* _DIRECTIONS_
Tally every line below where "bookmarks" appears, then report the total alone.
GIVEN INFORMATION below:
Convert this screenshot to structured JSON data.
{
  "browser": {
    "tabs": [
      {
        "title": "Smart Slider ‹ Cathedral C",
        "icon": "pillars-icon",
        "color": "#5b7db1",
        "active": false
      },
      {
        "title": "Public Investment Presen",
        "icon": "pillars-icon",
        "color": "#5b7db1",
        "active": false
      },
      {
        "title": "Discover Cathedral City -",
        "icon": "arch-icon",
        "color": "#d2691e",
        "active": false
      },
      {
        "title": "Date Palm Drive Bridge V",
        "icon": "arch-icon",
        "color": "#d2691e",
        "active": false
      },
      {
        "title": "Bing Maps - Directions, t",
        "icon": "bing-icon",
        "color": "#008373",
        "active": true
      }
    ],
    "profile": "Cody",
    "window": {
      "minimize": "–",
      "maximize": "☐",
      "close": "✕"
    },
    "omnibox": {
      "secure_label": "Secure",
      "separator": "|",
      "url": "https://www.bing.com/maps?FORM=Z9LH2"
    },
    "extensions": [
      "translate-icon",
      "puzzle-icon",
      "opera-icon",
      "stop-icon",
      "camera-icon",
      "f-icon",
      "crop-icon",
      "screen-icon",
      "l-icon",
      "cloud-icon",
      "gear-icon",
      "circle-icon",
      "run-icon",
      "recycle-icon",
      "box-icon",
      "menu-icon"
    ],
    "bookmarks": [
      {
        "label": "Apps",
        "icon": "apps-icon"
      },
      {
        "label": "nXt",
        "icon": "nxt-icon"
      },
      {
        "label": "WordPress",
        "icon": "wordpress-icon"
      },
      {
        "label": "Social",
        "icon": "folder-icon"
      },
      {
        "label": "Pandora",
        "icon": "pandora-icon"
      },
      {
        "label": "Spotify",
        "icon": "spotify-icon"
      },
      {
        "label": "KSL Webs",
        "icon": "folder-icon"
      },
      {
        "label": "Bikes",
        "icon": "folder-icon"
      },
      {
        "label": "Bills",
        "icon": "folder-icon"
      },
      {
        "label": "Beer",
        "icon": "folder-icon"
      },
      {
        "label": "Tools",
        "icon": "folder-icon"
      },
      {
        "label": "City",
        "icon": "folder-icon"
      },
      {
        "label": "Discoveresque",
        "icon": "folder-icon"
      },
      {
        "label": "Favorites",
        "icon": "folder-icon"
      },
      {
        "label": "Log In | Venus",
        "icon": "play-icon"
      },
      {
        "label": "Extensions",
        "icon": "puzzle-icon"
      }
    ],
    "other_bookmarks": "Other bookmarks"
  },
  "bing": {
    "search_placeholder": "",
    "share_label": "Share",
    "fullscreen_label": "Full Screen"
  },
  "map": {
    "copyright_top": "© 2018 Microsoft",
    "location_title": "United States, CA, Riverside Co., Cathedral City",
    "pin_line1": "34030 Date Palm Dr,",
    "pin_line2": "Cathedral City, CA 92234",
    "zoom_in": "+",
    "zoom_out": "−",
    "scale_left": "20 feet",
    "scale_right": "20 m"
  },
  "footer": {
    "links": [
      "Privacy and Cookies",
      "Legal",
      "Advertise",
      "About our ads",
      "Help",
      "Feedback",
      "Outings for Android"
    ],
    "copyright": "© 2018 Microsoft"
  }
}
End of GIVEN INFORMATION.
* _PROBLEM SOLUTION_
2